**WHAT IS EXPECTED**
Starting with the first line, output the data exactly, through to the last line.

START DATA EXCERPTS

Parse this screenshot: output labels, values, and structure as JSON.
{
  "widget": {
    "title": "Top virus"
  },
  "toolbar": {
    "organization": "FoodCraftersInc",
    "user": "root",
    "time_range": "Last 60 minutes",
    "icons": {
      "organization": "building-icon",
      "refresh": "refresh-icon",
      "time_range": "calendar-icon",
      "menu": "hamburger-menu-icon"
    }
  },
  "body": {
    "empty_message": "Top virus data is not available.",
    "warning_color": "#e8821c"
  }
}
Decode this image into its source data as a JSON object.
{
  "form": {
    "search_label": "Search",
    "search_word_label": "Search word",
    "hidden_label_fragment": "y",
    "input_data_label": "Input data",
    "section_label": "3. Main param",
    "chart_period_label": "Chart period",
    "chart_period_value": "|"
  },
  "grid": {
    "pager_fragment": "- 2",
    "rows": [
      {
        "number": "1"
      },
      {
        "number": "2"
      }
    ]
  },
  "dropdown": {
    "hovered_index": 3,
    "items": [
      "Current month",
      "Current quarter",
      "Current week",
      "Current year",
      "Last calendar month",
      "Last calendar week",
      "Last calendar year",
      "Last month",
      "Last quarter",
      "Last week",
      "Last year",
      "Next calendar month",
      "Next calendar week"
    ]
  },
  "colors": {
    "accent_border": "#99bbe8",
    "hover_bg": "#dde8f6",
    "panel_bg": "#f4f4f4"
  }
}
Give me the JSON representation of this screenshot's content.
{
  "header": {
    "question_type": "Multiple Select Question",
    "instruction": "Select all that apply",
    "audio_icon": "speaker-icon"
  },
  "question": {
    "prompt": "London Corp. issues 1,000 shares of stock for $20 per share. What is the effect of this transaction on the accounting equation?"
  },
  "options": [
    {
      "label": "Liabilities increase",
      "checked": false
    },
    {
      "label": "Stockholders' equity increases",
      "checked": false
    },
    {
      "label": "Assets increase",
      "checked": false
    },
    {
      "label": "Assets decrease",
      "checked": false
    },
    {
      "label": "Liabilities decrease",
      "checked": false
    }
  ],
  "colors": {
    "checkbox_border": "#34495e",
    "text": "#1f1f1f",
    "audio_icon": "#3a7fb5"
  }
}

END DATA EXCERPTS

**COMPLETED TASK**
Parse this screenshot: output labels, values, and structure as JSON.
{
  "widget": {
    "title": "Top virus"
  },
  "toolbar": {
    "organization": "FoodCraftersInc",
    "user": "root",
    "time_range": "Last 60 minutes",
    "icons": {
      "organization": "building-icon",
      "refresh": "refresh-icon",
      "time_range": "calendar-icon",
      "menu": "hamburger-menu-icon"
    }
  },
  "body": {
    "empty_message": "Top virus data is not available.",
    "warning_color": "#e8821c"
  }
}
Decode this image into its source data as a JSON object.
{
  "form": {
    "search_label": "Search",
    "search_word_label": "Search word",
    "hidden_label_fragment": "y",
    "input_data_label": "Input data",
    "section_label": "3. Main param",
    "chart_period_label": "Chart period",
    "chart_period_value": "|"
  },
  "grid": {
    "pager_fragment": "- 2",
    "rows": [
      {
        "number": "1"
      },
      {
        "number": "2"
      }
    ]
  },
  "dropdown": {
    "hovered_index": 3,
    "items": [
      "Current month",
      "Current quarter",
      "Current week",
      "Current year",
      "Last calendar month",
      "Last calendar week",
      "Last calendar year",
      "Last month",
      "Last quarter",
      "Last week",
      "Last year",
      "Next calendar month",
      "Next calendar week"
    ]
  },
  "colors": {
    "accent_border": "#99bbe8",
    "hover_bg": "#dde8f6",
    "panel_bg": "#f4f4f4"
  }
}
Give me the JSON representation of this screenshot's content.
{
  "header": {
    "question_type": "Multiple Select Question",
    "instruction": "Select all that apply",
    "audio_icon": "speaker-icon"
  },
  "question": {
    "prompt": "London Corp. issues 1,000 shares of stock for $20 per share. What is the effect of this transaction on the accounting equation?"
  },
  "options": [
    {
      "label": "Liabilities increase",
      "checked": false
    },
    {
      "label": "Stockholders' equity increases",
      "checked": false
    },
    {
      "label": "Assets increase",
      "checked": false
    },
    {
      "label": "Assets decrease",
      "checked": false
    },
    {
      "label": "Liabilities decrease",
      "checked": false
    }
  ],
  "colors": {
    "checkbox_border": "#34495e",
    "text": "#1f1f1f",
    "audio_icon": "#3a7fb5"
  }
}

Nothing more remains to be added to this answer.